The above analysis is based on the data released by the Fixed Income Money Market and Derivatives Association of India (FIMMDA). It is an association of commercial banks, financial institutions and primary dealers. FIMMDA is a voluntary market body for the bond, money and derivatives markets. Normally, AAA & AA+ rated instruments get traded in the market and all lower rated instruments seldom gets traded. Hence, the credit spread given by FIMMDA for lower rated instruments are imputed spreads. However, actual market spreads are higher than these published spreads for lower rated instruments due to less liquidity (liquidity premiums are getting added). This is the only information available in the money market to analyse the transmission of the spread flow due to policy rate cut). Spreads for AAA and AA rating category has declined considerably. Example, AAA spreads for six months (0.5 years) is down by 109 bps between February 2020 and December 2020. Similarly, AA+ spread for three years tenor is down by 43 bps during the period. However, A and BBB rating category spreads have increased during the same period of Febuary 2020 to December 2020. Example, BBB spread for six months tenor is up by 47 bps during the period.
Our Budget expectations also include, treating less than Rs 10 lakh loans to the SME sector as priority sector lending by banks on a continuing basis without any cap on lending rates, as market forces will automatically decide on the rates based on supply of funds; Opening a separate window for NBFCs with investment grade rating (but not in A and above category) for borrowings from banks and MFs like LTROs, but on a continuing basis; One-year standstill to be provided for carry forward of losses considering the year 20-21 is totally impacted and there will be losses in this year due to the pandemic; Abolition of withholding tax for debts received from foreign entities at least for one year till 31 March 2022.

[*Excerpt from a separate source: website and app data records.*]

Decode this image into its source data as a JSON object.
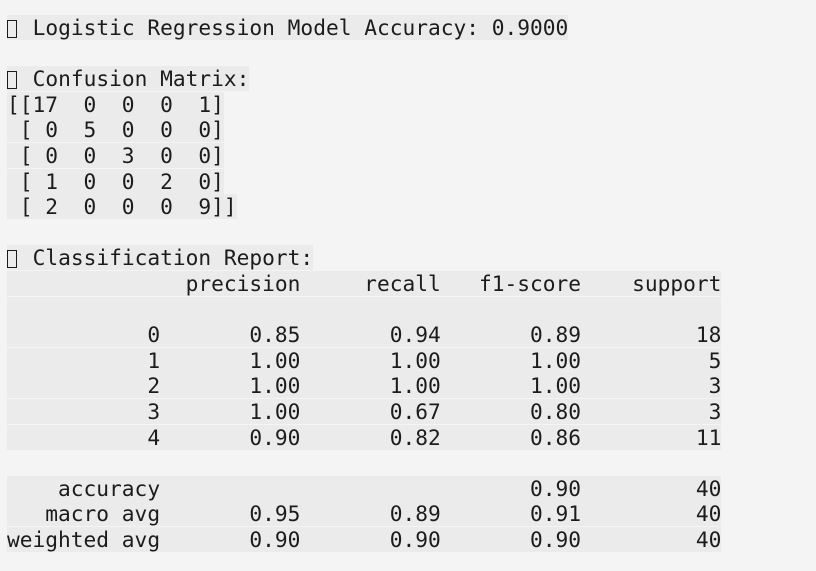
{
  "accuracy_line": {
    "icon": "missing-glyph-icon",
    "text": "Logistic Regression Model Accuracy: 0.9000"
  },
  "confusion_matrix": {
    "icon": "missing-glyph-icon",
    "title": "Confusion Matrix:",
    "rows": [
      "[[17  0  0  0  1]",
      " [ 0  5  0  0  0]",
      " [ 0  0  3  0  0]",
      " [ 1  0  0  2  0]",
      " [ 2  0  0  0  9]]"
    ]
  },
  "classification_report": {
    "icon": "missing-glyph-icon",
    "title": "Classification Report:",
    "header": [
      "precision",
      "recall",
      "f1-score",
      "support"
    ],
    "class_rows": [
      [
        "0",
        "0.85",
        "0.94",
        "0.89",
        "18"
      ],
      [
        "1",
        "1.00",
        "1.00",
        "1.00",
        "5"
      ],
      [
        "2",
        "1.00",
        "1.00",
        "1.00",
        "3"
      ],
      [
        "3",
        "1.00",
        "0.67",
        "0.80",
        "3"
      ],
      [
        "4",
        "0.90",
        "0.82",
        "0.86",
        "11"
      ]
    ],
    "summary_rows": [
      [
        "accuracy",
        "",
        "",
        "0.90",
        "40"
      ],
      [
        "macro avg",
        "0.95",
        "0.89",
        "0.91",
        "40"
      ],
      [
        "weighted avg",
        "0.90",
        "0.90",
        "0.90",
        "40"
      ]
    ]
  }
}
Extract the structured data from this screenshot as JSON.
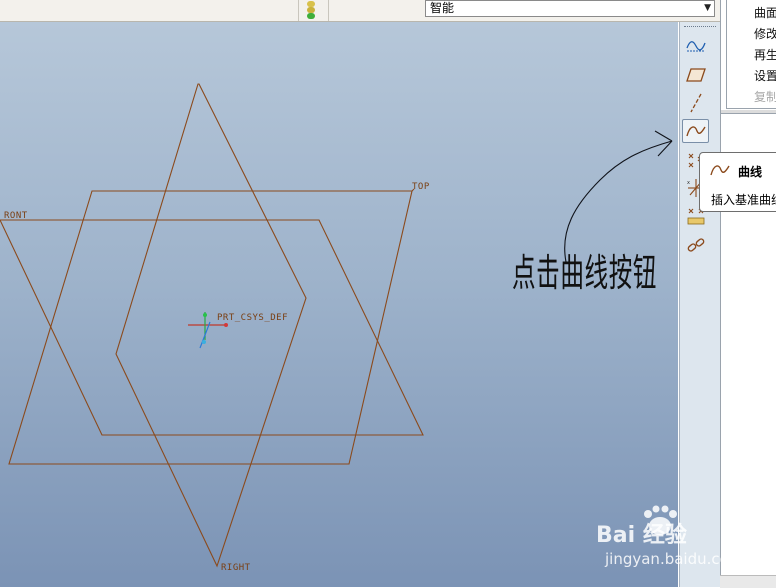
{
  "toolbar": {
    "filter_value": "智能"
  },
  "viewport": {
    "datum_planes": {
      "front": "RONT",
      "top": "TOP",
      "right": "RIGHT"
    },
    "csys_label": "PRT_CSYS_DEF",
    "annotation": "点击曲线按钮"
  },
  "datum_toolbar": {
    "tools": [
      {
        "name": "sketch-curve",
        "active": false
      },
      {
        "name": "datum-plane",
        "active": false
      },
      {
        "name": "datum-axis",
        "active": false
      },
      {
        "name": "datum-curve",
        "active": true
      },
      {
        "name": "datum-point",
        "active": false
      },
      {
        "name": "coordinate-system",
        "active": false
      },
      {
        "name": "analysis",
        "active": false
      },
      {
        "name": "chain",
        "active": false
      }
    ]
  },
  "tooltip": {
    "title": "曲线",
    "description": "插入基准曲线"
  },
  "menu": {
    "items": [
      {
        "label": "曲面",
        "disabled": false
      },
      {
        "label": "修改",
        "disabled": false
      },
      {
        "label": "再生",
        "disabled": false
      },
      {
        "label": "设置",
        "disabled": false
      },
      {
        "label": "复制",
        "disabled": true
      }
    ]
  },
  "watermark": {
    "brand": "Bai 经验",
    "url": "jingyan.baidu.com"
  },
  "colors": {
    "datum_line": "#8b4a1c",
    "toolbar_bg": "#dde6ee"
  }
}
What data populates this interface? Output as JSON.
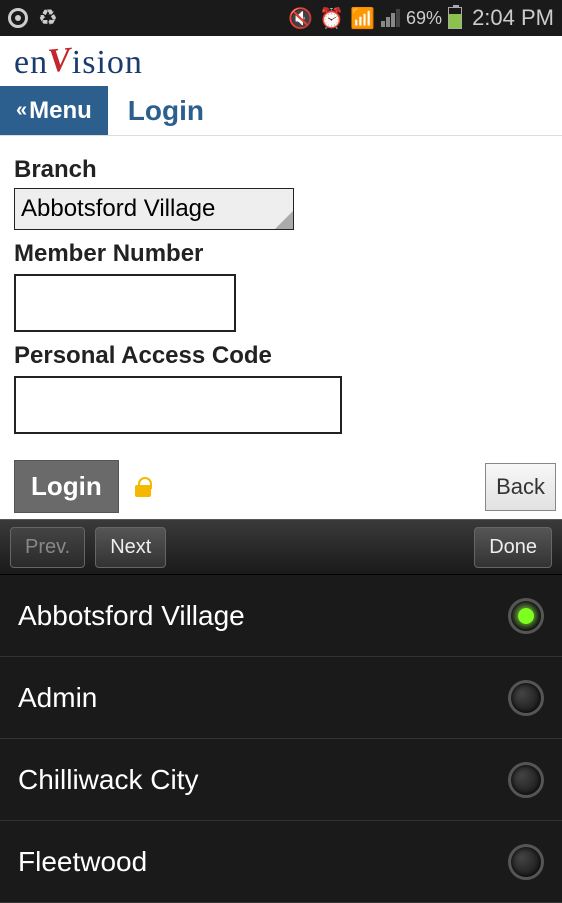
{
  "status": {
    "battery_pct": "69%",
    "time": "2:04 PM"
  },
  "logo": {
    "pre": "en",
    "check": "V",
    "post": "ision"
  },
  "nav": {
    "menu_label": "Menu",
    "title": "Login"
  },
  "form": {
    "branch_label": "Branch",
    "branch_value": "Abbotsford Village",
    "member_label": "Member Number",
    "member_value": "",
    "pac_label": "Personal Access Code",
    "pac_value": ""
  },
  "actions": {
    "login_label": "Login",
    "back_label": "Back"
  },
  "picker_nav": {
    "prev": "Prev.",
    "next": "Next",
    "done": "Done"
  },
  "picker": {
    "options": [
      {
        "label": "Abbotsford Village",
        "selected": true
      },
      {
        "label": "Admin",
        "selected": false
      },
      {
        "label": "Chilliwack City",
        "selected": false
      },
      {
        "label": "Fleetwood",
        "selected": false
      }
    ]
  }
}
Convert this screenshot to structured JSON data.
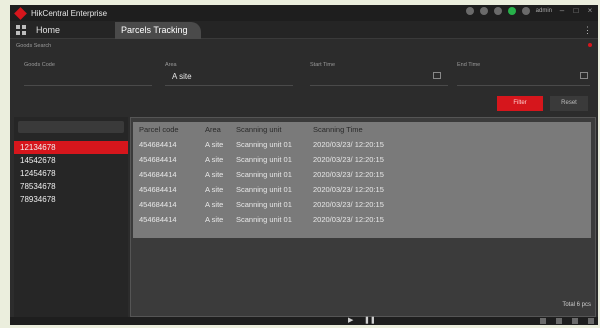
{
  "app": {
    "title": "HikCentral Enterprise",
    "user": "admin"
  },
  "tabs": {
    "home": "Home",
    "active": "Parcels Tracking"
  },
  "search": {
    "section_label": "Goods Search",
    "goods_code_label": "Goods Code",
    "area_label": "Area",
    "area_value": "A site",
    "start_time_label": "Start Time",
    "end_time_label": "End Time",
    "filter_button": "Filter",
    "reset_button": "Reset"
  },
  "list": {
    "items": [
      "12134678",
      "14542678",
      "12454678",
      "78534678",
      "78934678"
    ],
    "selected_index": 0
  },
  "table": {
    "headers": [
      "Parcel code",
      "Area",
      "Scanning unit",
      "Scanning Time"
    ],
    "rows": [
      [
        "454684414",
        "A site",
        "Scanning unit 01",
        "2020/03/23/ 12:20:15"
      ],
      [
        "454684414",
        "A site",
        "Scanning unit 01",
        "2020/03/23/ 12:20:15"
      ],
      [
        "454684414",
        "A site",
        "Scanning unit 01",
        "2020/03/23/ 12:20:15"
      ],
      [
        "454684414",
        "A site",
        "Scanning unit 01",
        "2020/03/23/ 12:20:15"
      ],
      [
        "454684414",
        "A site",
        "Scanning unit 01",
        "2020/03/23/ 12:20:15"
      ],
      [
        "454684414",
        "A site",
        "Scanning unit 01",
        "2020/03/23/ 12:20:15"
      ]
    ],
    "total": "Total 6 pcs"
  },
  "colors": {
    "accent": "#d6161c",
    "background": "#2c2c2c"
  }
}
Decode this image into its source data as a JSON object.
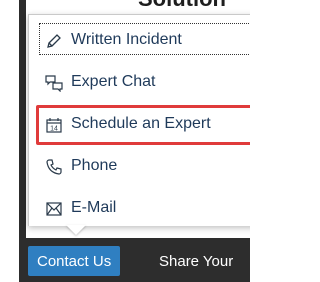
{
  "background": {
    "heading_partial": "Solution"
  },
  "menu": {
    "items": [
      {
        "label": "Written Incident",
        "icon": "pencil-icon"
      },
      {
        "label": "Expert Chat",
        "icon": "chat-bubbles-icon"
      },
      {
        "label": "Schedule an Expert",
        "icon": "calendar-icon"
      },
      {
        "label": "Phone",
        "icon": "phone-icon"
      },
      {
        "label": "E-Mail",
        "icon": "envelope-icon"
      }
    ],
    "highlighted_index": 2,
    "focused_index": 0
  },
  "toolbar": {
    "contact_label": "Contact Us",
    "share_label": "Share Your"
  },
  "colors": {
    "menu_text": "#1f3a5a",
    "highlight_border": "#e03b3b",
    "contact_button_bg": "#2f7fc1",
    "toolbar_bg": "#2d2d2d"
  }
}
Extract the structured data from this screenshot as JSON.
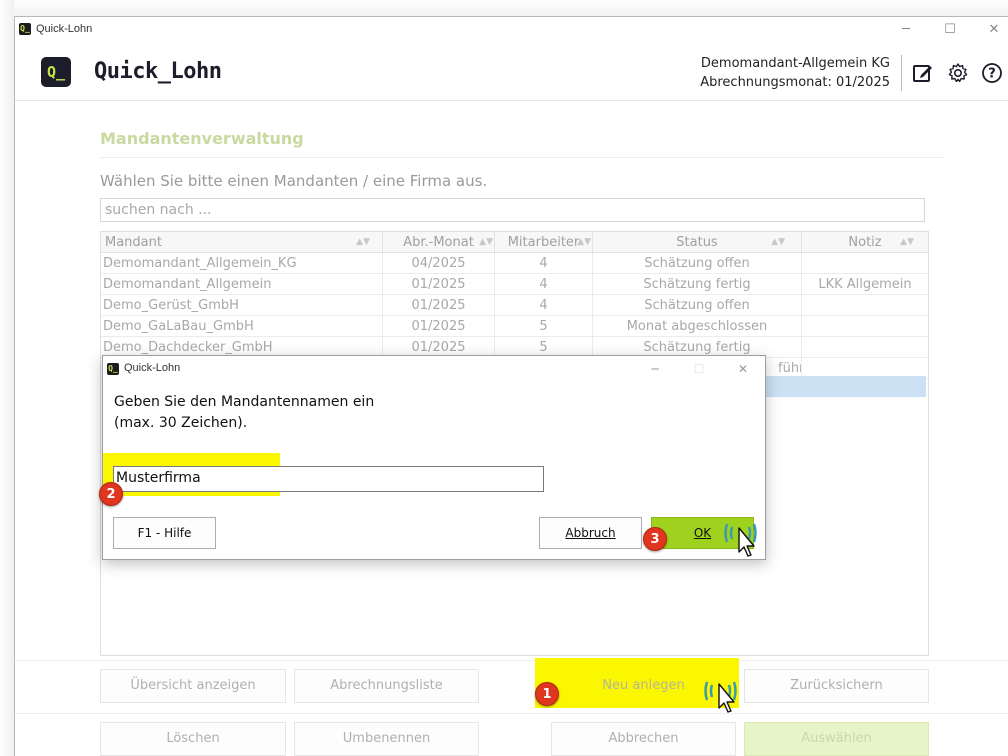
{
  "window": {
    "title": "Quick-Lohn",
    "minimize": "─",
    "maximize": "☐",
    "close": "✕"
  },
  "header": {
    "logo_mark": "Q_",
    "app_name": "Quick_Lohn",
    "client_name": "Demomandant-Allgemein KG",
    "billing_month": "Abrechnungsmonat: 01/2025"
  },
  "main": {
    "section_title": "Mandantenverwaltung",
    "instruction": "Wählen Sie bitte einen Mandanten / eine Firma aus.",
    "search_placeholder": "suchen nach ..."
  },
  "table": {
    "columns": [
      "Mandant",
      "Abr.-Monat",
      "Mitarbeiter",
      "Status",
      "Notiz"
    ],
    "rows": [
      [
        "Demomandant_Allgemein_KG",
        "04/2025",
        "4",
        "Schätzung offen",
        ""
      ],
      [
        "Demomandant_Allgemein",
        "01/2025",
        "4",
        "Schätzung fertig",
        "LKK Allgemein"
      ],
      [
        "Demo_Gerüst_GmbH",
        "01/2025",
        "4",
        "Schätzung offen",
        ""
      ],
      [
        "Demo_GaLaBau_GmbH",
        "01/2025",
        "5",
        "Monat abgeschlossen",
        ""
      ],
      [
        "Demo_Dachdecker_GmbH",
        "01/2025",
        "5",
        "Schätzung fertig",
        ""
      ],
      [
        "",
        "",
        "",
        "führt",
        ""
      ]
    ]
  },
  "footer": {
    "row1": [
      "Übersicht anzeigen",
      "Abrechnungsliste",
      "Neu anlegen",
      "Zurücksichern"
    ],
    "row2": [
      "Löschen",
      "Umbenennen",
      "Abbrechen",
      "Auswählen"
    ]
  },
  "dialog": {
    "title": "Quick-Lohn",
    "prompt_line1": "Geben Sie den Mandantennamen ein",
    "prompt_line2": "(max. 30 Zeichen).",
    "input_value": "Musterfirma",
    "help_button": "F1 - Hilfe",
    "cancel_button": "Abbruch",
    "ok_button": "OK"
  },
  "annotations": {
    "step1": "1",
    "step2": "2",
    "step3": "3"
  },
  "colors": {
    "highlight": "#faf700",
    "badge": "#e0351e",
    "ok_green": "#9fd21e",
    "brand_dark": "#1c1c2a",
    "brand_accent": "#c8e24a"
  }
}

The digital payments industry and digital lending industry must be having their own expectations as well!
If you ask me, I would say, these expectations are a) Liberalisation of digital payments such as waiver of merchant discount rate (MDR) on credit and debit cards to encourage adoption of digital payments beyond UPI. b) Lower income tax for businesses having more digital transactions.
At NeoGrowth, we also propose that there should be a scheme in which retailers having digital sales over a certain limit, say 70 per cent/80 per cent of all the sales (hard cash and digital), such retailer should be taxed at lower rate of income tax. c) Digital lending should have incentives like PLIs (performance-linked incentives) for the manufacturing sector. D) Fintechs, including digital lending players, should be given freedom to borrow money from foreign entities without the rate being linked to SBI prime rate and without any withholding tax for the next two years. e) Any average three-year bonds should be considered for Tier-II capital and CRAR where the fintechs are lending for not more than 24 months and less than Rs 10 lakhs per customer.
What would be the benefits or how does the industry stand to gain from all these?
This will promote more digital transactions and cash handling will be reduced in banks. Shadow economy will be negated and more MSMEs will come under the formal tax net. It will also facilitate in bringing all the businesses in the organised setup besides helping in adhering to the financial inclusion policy of the Government of India at a brisk pace. Also, it will provide proper trail of transactions which as a result helps in reporting requirements.
What would be the expectations of MSMEs from the upcoming Union Budget?
Restaurants, hotels, Spas, salons and other retail-focused businesses should be given tax holiday for a period of 12 to 18 months. GST relief should be given to induce more demand/consumption, which can be passed on to the end customer by these entities to generate more business.